"The things that end careers for politicians elsewhere strengthen Roy Moore," said Alabama political strategist David Mowery, who helped run a Democratic campaign against Moore for state chief justice in 2012.
After all, this is a state where George C. Wallace, who famously vowed "segregation forever" and defied court orders, won four terms as governor. President Donald Trump carried the state handily with his insurgent run for the White House. It's also a place where campaign commercials often depict politicians at a church, praying or holding a Bible.
Moore wraps all that into a single package. He was removed as chief justice of the Alabama Supreme Court twice after higher courts found he rejected rulings regarding Ten Commandments displays and gay marriage. He's also a horse-riding, gun-toting Vietnam veteran who has talked for his entire public career about acknowledging the God of the Christian Bible.
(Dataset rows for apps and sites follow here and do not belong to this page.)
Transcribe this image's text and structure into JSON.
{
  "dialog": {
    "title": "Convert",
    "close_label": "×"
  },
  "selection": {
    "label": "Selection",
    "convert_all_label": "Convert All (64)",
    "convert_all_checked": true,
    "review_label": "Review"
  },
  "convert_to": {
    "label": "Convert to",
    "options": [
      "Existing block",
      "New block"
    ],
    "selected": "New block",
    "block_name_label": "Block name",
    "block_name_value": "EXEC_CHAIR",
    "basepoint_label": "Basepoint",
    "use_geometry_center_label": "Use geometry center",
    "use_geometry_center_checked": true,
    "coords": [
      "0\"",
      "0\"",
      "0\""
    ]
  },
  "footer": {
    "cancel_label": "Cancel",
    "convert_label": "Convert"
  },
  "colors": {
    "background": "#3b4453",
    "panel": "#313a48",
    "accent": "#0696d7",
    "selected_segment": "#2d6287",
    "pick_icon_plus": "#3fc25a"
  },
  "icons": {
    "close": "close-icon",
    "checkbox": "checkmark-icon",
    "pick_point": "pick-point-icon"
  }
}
He lost bids for the Republican nomination for governor in 2006 and 2010, but that didn't matter in the Senate race.
In his closing argument to voters — an election eve appearance where he stood in a barn and brandished a handgun to demonstrate his support of the Second Amendment — Moore quoted both scripture and the state's motto: "We dare defend our rights."
Patricia Riley Jones of Abbeville is hooked. She joyously held up a Moore sign and American flags at his victory party.
"He's a great Christian man," she said. "He stood up for God."
Alabama is Trump country, but the fact that Trump endorsed incumbent Sen. Luther Strange didn't bother most voters one bit. They still went with Moore.
Bill Armistead, Moore's campaign chairman and a former chairman of the Alabama Republican Party, said Alabama voters have known Moore a lot longer than they have known Trump, a New York tycoon who became a reality TV star before entering politics.
"They have an opinion of Roy Moore, and they believe he is the kind of man that will go up and fight for them," Armistead said.
Starting in the mid-1990s, Moore rose to prominence while working as a circuit judge in Etowah County, where he drew challenges from the American Civil Liberties Union for opening court with a prayer and hanging a handmade Ten Commandments plaque on the courtroom wall. He was later twice elected Alabama chief justice.
His appeal isn't universal. Danny Barry, a Christian who works as a landscaper in suburban Birmingham, said he supported Strange mainly because he didn't like the way Moore ignored court rulings to display the Ten Commandments in judicial buildings.
"I don't have a problem with the Ten Commandments, but I have a problem with him having this thing in his office building where it was against the law for him to do it. And so he made a big deal out of it. To me, things like that make us look like a bunch of backwoods rednecks," said Barry, 68, of Pelham.
Moore supporters liked the idea of sending an independent firebrand, beholden to no one, to the Washington "swamp."
Skip Van Pamel, an electrical contractor from Athens, said he went to a Strange rally last week to hear Trump, but he did not support Strange.
"Roy Moore, whether you agree with his politics or not, he stands up for what he believes," Van Pamel said.
Before the election, GOP political consultant David Azbell said years of fighting for the Ten Commandments had made Moore unusually popular in Alabama.
"The perception is that Moses has endorsed Roy Moore," Azbell said.
His supporters flooded Tuesday's special GOP runoff for the Senate seat once held by Attorney General Jeff Sessions, giving him a 9-point victory over Strange, who was a lobbyist before he was elected Alabama attorney general and then appointed to fill the remainder of Sessions' term.
Now Moore must turn his attention to Democratic nominee Doug Jones, an attorney best known for prosecuting the final two Ku Klux Klansmen convicted of setting the bomb that killed four black girls at Birmingham's 16th Street Baptist Church in 1963.
Jones said he intends to concentrate on jobs, health care and the economy.
"After years of embarrassing headlines about top public officials in this state, this race is about the people of Alabama and about choosing a candidate with character and integrity," he said in a statement.
At a victory party in Montgomery that included hymns and a lengthy prayer, Moore showed he doesn't plan to veer from the formula that brought him this far.
"We have to return the knowledge of God and the Constitution of the United States to the United States Congress," Moore told a cheering crowd.
Chandler reported from Montgomery.